COMMERCIAL real estate experts, Zerin Properties Sdn Bhd, in early November, shared its research findings that the uptake for flexible working environments and co-working spaces in Kuala Lumpur will accelerate within the next 5 years. “My research team found that the take up of flexible office spaces is less than 5% of total office stock, in developed cities, but this could grow to be around 25% within the next decade or so,” said Previndran Singhe, CEO of Zerin.
Previndran didn’t have to wait long for validation as today the city of KL takes a big step towards that 25% prediction with the news that the largest shared work space operator in the world, WeWork, has just announced the opening of a 100,000 sq ft space in the heart of KL.
“I am very positive about the future of flexible working environments and co-working spaces in KL,” he says. “Lots of companies want to be agile and operators such as WeWork and Common Ground understand this,” he says.
“They are here to stay and will change the way how office space will be used.”
Interestingly, WeWork has adopted a business model it pioneered in 2016 when entering India, for its market entry into Malaysia. Instead of directly taking up a large lease with a landlord or developer and tying up capital, it has partnered with Douglas Cheng who has taken up the 100,000 sq ft lease at Equatorial Plaza, Jalan Sultan Ismail, at his own expense and will furthermore pay WeWork a franchise fee believed to be in the 30% range.
A lawyer by training, Cheng made his name in the F&B space in KL and is also part owner of TREC, branded as the largest and premier lifestyle & entertainment hub in Malaysia. What’s also interesting about WeWork’s Malaysia play is that Ashman Najib, a son of former prime minister, Najib Tun Razak was initially involved as well.
Ashman posted a pix on his Instagram account in late 2017 as being excited about the co-working space and of WeWork. He has also been seen to accompany Cheng and WeWork executives when they were searching for a suitable location to launch in KL. It is unclear if Ashman is still involved in WeWork’s Malaysian operations.
What is clear however is that the local co-working market will see more competition, and especially if WeWork decides to get aggressive on pricing and undercut the market.

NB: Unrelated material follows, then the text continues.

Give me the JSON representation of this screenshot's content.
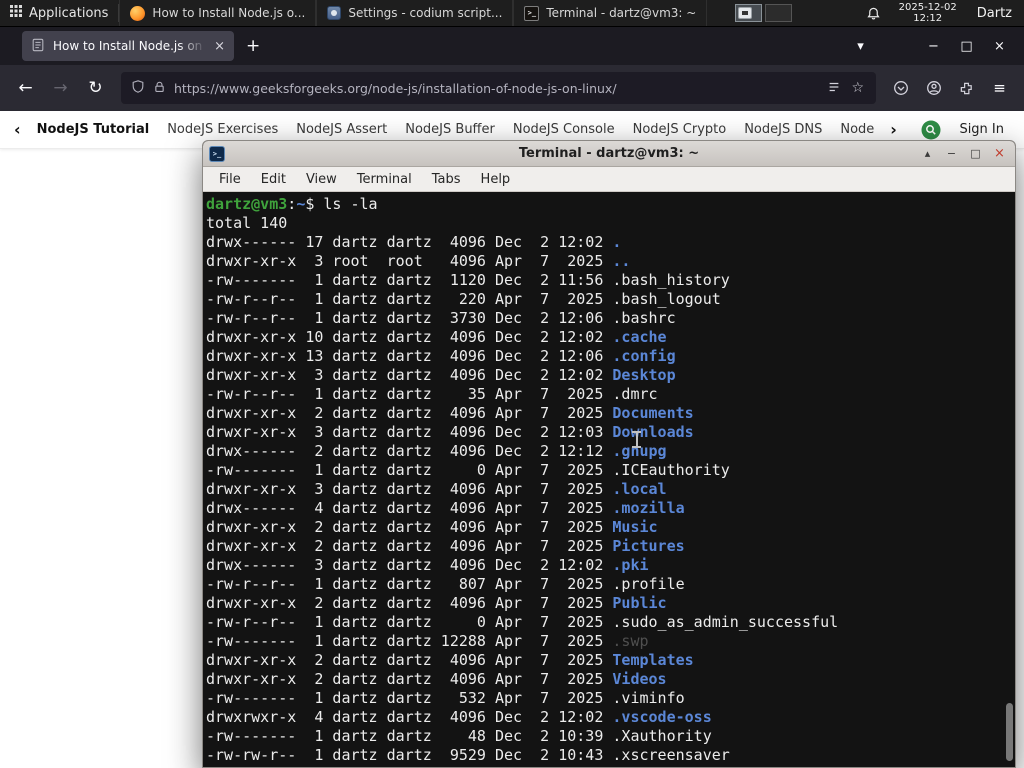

And having raised a recent Nov round of US$3 billion (RM12.48 billion) from its largest investor, Softbank, it does have the firepower to compete on price.
Yet, according to Erman Akinci, co-founder of Common Ground, one of the leading co-working spaces in the country, even if WeWork is aggressive on pricing, the reality is that the co-working culture is very hyper localized with people very particular about how far away they are willing to travel to work . “Infact, we have data to show that the sphere of influence of our locations drops dramatically after 2km to 3km.” What that means is that if their location is more than 3km away from someone’s home, they will likely not consider it as a location for them to work.
If this stands true, only the co-working spaces around the current WeWork location in KL will feel the heat from its market presence. And Common Ground will throw its hat into the ring as well with Erman hinting that it will soon have locations in the city centre as well.
What that means though is that companies that are seeking flexible work spaces, be they for special projects or for startups or SMEs, will find a Prosyscom Tech of spaces and price points that should strike a chord with them.
As is the case with hyper growing startups that capture the imagination of investors, profits are not an immediate concern for WeWork that recently announced it lost US$1.22 billion through the first nine months of this year after losing US$933 million in 2017. It also said it generated US$1.25 billion in revenue for the first nine months of 2018 and was on a pace to exceed US$2 billion in sales by year-end.
WeWork is currently valued at around US$42 billion.